Dana’s brother John Brown cleared of five sex abuse charges

‘The prosecution put myself and my sister on trial. The jury have delivered a verdict of no cover-up’

 Dana Rosemary Scallon (left) and her brother John Brown who was today cleared of  indecently assault on two girls. Photograph: National News

Dana Rosemary Scallon (left) and her brother John Brown who was today cleared of indecently assault on two girls. Photograph: National News

 

The brother of Eurovision Song Contest winner and former Irish presidential candidate Dana Rosemary Scallon has been found not guilty of five counts of historic sex abuse.

John Brown (60) was cleared of indecent assault against two girls under the age of 13 and 16 at several locations in Northern Ireland and England during the 1970s.

A jury of six men and six women found him not guilty of two charges relating to the first complainant earlier today and later acquitted him of the three remaining counts relating to the second this afternoon after a total of 11 hours and 54 minutes deliberation.

Mr Brown, of Bracknell, Berkshire, had denied all of the claims or that his 62-year-old sister helped him to cover up the allegations.

Wearing a grey suit and white shirt, he stayed calm as he was acquitted at Harrow Crown Court in north west London.

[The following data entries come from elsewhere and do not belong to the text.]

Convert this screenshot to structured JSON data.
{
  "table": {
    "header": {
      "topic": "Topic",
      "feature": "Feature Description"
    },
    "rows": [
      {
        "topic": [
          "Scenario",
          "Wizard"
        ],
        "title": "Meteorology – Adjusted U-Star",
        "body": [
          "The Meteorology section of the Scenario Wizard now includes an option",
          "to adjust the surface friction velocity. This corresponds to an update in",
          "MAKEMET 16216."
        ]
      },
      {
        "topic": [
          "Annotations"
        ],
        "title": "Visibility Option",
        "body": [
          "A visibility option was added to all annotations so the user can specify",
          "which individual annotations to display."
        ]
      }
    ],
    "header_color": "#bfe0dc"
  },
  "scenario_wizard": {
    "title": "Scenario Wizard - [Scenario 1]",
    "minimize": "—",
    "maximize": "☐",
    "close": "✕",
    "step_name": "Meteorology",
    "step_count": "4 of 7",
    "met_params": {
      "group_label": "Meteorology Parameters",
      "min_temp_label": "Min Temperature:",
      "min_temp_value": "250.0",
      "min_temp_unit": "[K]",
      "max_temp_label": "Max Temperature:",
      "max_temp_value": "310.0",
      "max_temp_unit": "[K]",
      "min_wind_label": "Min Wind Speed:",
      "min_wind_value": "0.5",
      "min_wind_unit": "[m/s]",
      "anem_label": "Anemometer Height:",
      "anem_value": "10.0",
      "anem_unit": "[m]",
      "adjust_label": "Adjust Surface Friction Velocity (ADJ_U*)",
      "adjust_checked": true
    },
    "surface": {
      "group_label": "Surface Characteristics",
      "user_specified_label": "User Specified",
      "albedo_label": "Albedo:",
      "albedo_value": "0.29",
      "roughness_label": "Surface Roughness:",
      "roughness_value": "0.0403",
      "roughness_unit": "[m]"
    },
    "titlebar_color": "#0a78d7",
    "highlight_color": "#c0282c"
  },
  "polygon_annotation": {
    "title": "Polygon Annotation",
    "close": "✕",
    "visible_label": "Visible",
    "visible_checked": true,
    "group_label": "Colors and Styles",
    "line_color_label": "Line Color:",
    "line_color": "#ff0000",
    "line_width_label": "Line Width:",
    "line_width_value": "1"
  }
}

Ms Scallon, who was in court to hear the verdicts, closed her eyes and appeared to cry as the jury foreman returned the verdicts. The pair hugged in court and were congratulated by other members of their family before leaving the courtroom.

Mr Brown was first acquitted earlier in the day of the charges relating to the girl under the age of 13. The abuse was alleged to have happened in London and in a seaside town in the south west of England when the girl was as young as between five and seven years old.

She alleged that he had abused her again in a town she thought could be Torquay in Devon when she was between eight and nine.

After further deliberation the jury also cleared him of claims that he indecently assaulted a girl under the age of 16 in Northern Ireland and Romford in Essex.

It was claimed that the girl was aged 10 or 11 at the time.

Giving a statement on the steps of the courthouse, Mr Brown thanked the judge and the jury. He also praised the press for “respecting the integrity of my family” during the trial.

“We are here today because of the initial reporting of this during my sister’s campaign in the presidential elections of Ireland in 2011,” he added.*

“The prosecution have put both myself and my sister on trial. Not only her but our beliefs, our integrity and our faith. “The jury have delivered their verdict of no cover up. There is nothing to cover up - the accusations are unfounded.

“I came here an innocent man, I leave here an innocent man.” He cried as he thanked his wife and family for “their support in a horrific three years through many challenges”. “Judge (Graham) Arran said I am a person of good character and what sustained me was my faith in God that through this darkness there was light.”

Lead Prosecutor Claire Howell had told the jury that Brown and his sister put on a “slick presentation” during the three-week trial. But Martyn Bowyer, for the defence, described the prosecution’s case as “fuzzy” on the details and said his client had been “consistent throughout”.

And he also asked the jury not to be influenced by recent high-profile child abuse scandals. Ms Scallon said she could not comment on the outcome today because of ongoing defamation proceedings over claims she made in a 2011 television interview about the complaints against her brother.

PA

* This article was edited on August 7th, 2014